Two years have passed since we first encountered Alt-J’s own spectacular brand of indie music at the Blind Pig in Ann Arbor. In that small, sweaty space a couple hundred unsuspecting students and Ann Arborites lost their hearts to the band’s reverberant beats and bizarre lyrical creativity just a mere few days before they won the United Kingdom’s Barclaycard Mercury Prize for Best Album of the Year. Since then, the self-dubbed “folk-step” group has surpassed the hopes of their dedicated fan base, riding the admittedly awesome wave – haha – of their new fame to all corners of the world. This time, they played for over a thousand people in The Fillmore’s sparkling concert hall, and although the space was very large (though still sweaty), ticket prices steeper and the set list a little longer, Alt-J continues to radiate that same musical brilliance that captivated us in 2012.

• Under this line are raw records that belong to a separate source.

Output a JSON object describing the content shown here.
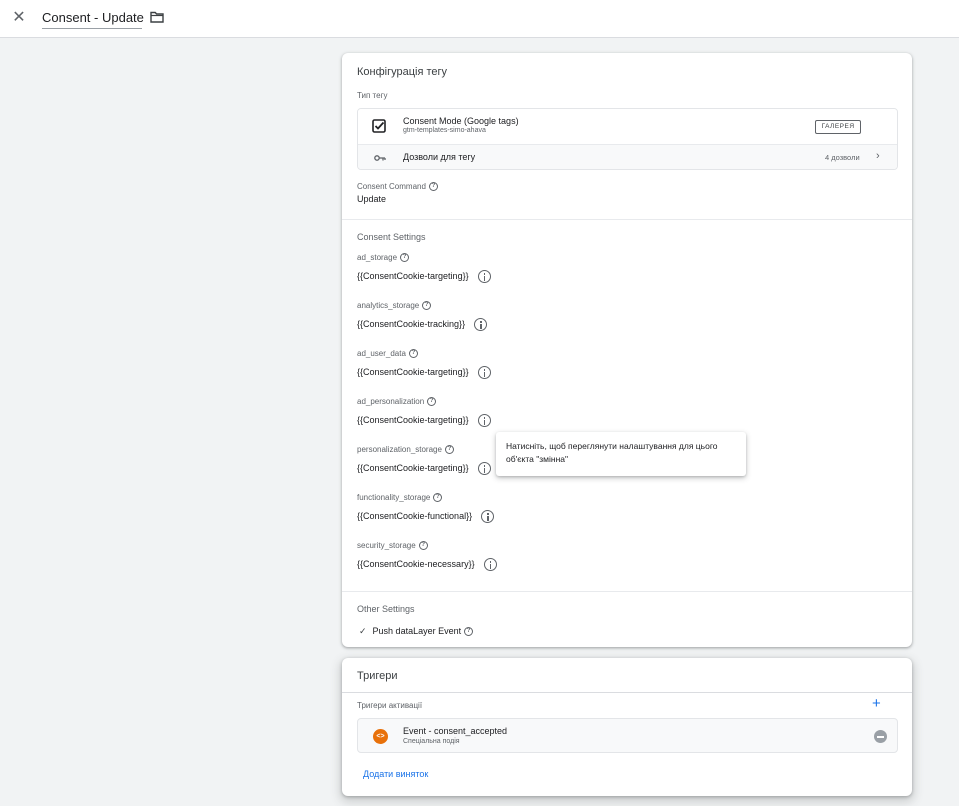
{
  "header": {
    "close_icon": "close-icon",
    "title": "Consent - Update",
    "folder_icon": "folder-icon"
  },
  "config": {
    "title": "Конфігурація тегу",
    "tag_type_label": "Тип тегу",
    "tag_type": {
      "icon": "checkbox-checked-icon",
      "name": "Consent Mode (Google tags)",
      "subtitle": "gtm-templates-simo-ahava",
      "gallery_label": "ГАЛЕРЕЯ"
    },
    "permissions": {
      "icon": "key-icon",
      "label": "Дозволи для тегу",
      "count": "4 дозволи"
    },
    "consent_command": {
      "label": "Consent Command",
      "value": "Update"
    },
    "consent_settings_title": "Consent Settings",
    "fields": [
      {
        "label": "ad_storage",
        "value": "{{ConsentCookie-targeting}}"
      },
      {
        "label": "analytics_storage",
        "value": "{{ConsentCookie-tracking}}"
      },
      {
        "label": "ad_user_data",
        "value": "{{ConsentCookie-targeting}}"
      },
      {
        "label": "ad_personalization",
        "value": "{{ConsentCookie-targeting}}"
      },
      {
        "label": "personalization_storage",
        "value": "{{ConsentCookie-targeting}}"
      },
      {
        "label": "functionality_storage",
        "value": "{{ConsentCookie-functional}}"
      },
      {
        "label": "security_storage",
        "value": "{{ConsentCookie-necessary}}"
      }
    ],
    "other_settings_title": "Other Settings",
    "push_datalayer": {
      "checked": true,
      "label": "Push dataLayer Event"
    }
  },
  "tooltip": {
    "text": "Натисніть, щоб переглянути налаштування для цього об'єкта \"змінна\""
  },
  "triggers": {
    "title": "Тригери",
    "firing_label": "Тригери активації",
    "items": [
      {
        "icon": "code-icon",
        "name": "Event - consent_accepted",
        "type": "Спеціальна подія"
      }
    ],
    "add_exception_label": "Додати виняток",
    "accent_color": "#1a73e8",
    "event_icon_color": "#e8710a"
  }
}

They kicked off their performance with a rendition of “Hunger Of The Pine”, followed by “Fitzpleasure” – two strong picks from their first and latest album that drove the crowd into a flurry of unrestrained excitement. Soon enough there were quite a few delta’s being thrown into the air, which sparked dedicational rivalry among the die-hards who can’t decide what the proper hand-finger placement is (does anyone really know?). Until there’s an official decision on this front, it’s probably safest to stick to making ∆’s on your keyboard and in Instagram captions.
The show showcased a perfect blend of first album favorites and tasty tidbits from This Is All Yours, which the band released in September. Joe Newman’s trademark vocals led us through choice picks like “Something Good”, “Tessellate”, “Interlude 1”, “Warm Foothills”, and “Left Hand Free” with some harmonious help from Gus Unger-Hamilton, whom we interviewed a while back.
“Breezeblocks” appropriately concluded the set, met with an approving roar from the fans. Alt-J refuses to disappoint with a second sold-out (and objectively magical) appearance in Detroit – we can't wait for the next one.
Feature Photo courtesy of Mark Cohrs